No extradition for you: Bolivia will not extradite Edward Snowden to the US should he enter its territory, the country’s foreign ministry announced yesterday. The Bolivian government, which has said it will consider granting asylum to Snowden, called the request “strange, illegal, unfounded and suggestive,” and was particularly irritated that Washington submitted the request on the same day a cadre of its European allies forcibly grounded President Evo Morales’ plane mid-flight under suspicion it was harboring Snowden. It wasn’t, and while there’s no direct evidence Washington pressured its allies to ground Morales’ flight, South American leaders are putting the blame squarely on the United States. (Photo credit: AP) source

15:24 // 9 months ago
May 24, 2013
14:51 // 11 months ago
Washington state was given a C in the American Society of Civil Engineers’ 2013 infrastructure report card and a C- when it came to the state’s bridges. The group said more than a quarter of Washington’s 7,840 bridges are considered structurally deficient of functionally obsolete
No fatalities in I-5 bridge collapse in NW Wash. - CBS News (via robot-heart-politics)

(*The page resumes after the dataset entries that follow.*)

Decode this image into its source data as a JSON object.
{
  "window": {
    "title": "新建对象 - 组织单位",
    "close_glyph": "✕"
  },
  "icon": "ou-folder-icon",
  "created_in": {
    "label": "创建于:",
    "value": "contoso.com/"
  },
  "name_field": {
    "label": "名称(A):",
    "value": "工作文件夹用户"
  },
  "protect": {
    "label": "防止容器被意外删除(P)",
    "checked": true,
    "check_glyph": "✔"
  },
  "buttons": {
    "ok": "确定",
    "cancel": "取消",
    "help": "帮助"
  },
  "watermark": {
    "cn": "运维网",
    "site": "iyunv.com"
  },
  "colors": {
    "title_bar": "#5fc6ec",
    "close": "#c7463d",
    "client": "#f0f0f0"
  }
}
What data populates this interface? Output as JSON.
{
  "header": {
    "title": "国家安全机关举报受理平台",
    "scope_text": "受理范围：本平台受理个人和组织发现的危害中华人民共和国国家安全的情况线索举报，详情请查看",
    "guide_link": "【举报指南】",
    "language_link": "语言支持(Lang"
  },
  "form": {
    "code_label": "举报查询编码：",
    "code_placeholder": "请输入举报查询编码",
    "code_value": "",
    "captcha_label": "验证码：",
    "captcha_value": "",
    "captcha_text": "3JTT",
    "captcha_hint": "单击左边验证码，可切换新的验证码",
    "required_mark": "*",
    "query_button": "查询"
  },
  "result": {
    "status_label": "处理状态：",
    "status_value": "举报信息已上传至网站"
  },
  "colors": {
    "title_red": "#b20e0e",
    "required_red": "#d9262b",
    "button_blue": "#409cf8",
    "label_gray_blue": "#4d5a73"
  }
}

(via )

2:17 // 11 months ago
From the Seattle Times twitter page, another view of the bridge collapse in  Washington. Check out more of the Times’ coverage over this way. (via @BreakingTweets)

From the Seattle Times twitter page, another view of the bridge collapse in  Washington. Check out more of the Times’ coverage over this way(via @BreakingTweets)

0:25 // 11 months ago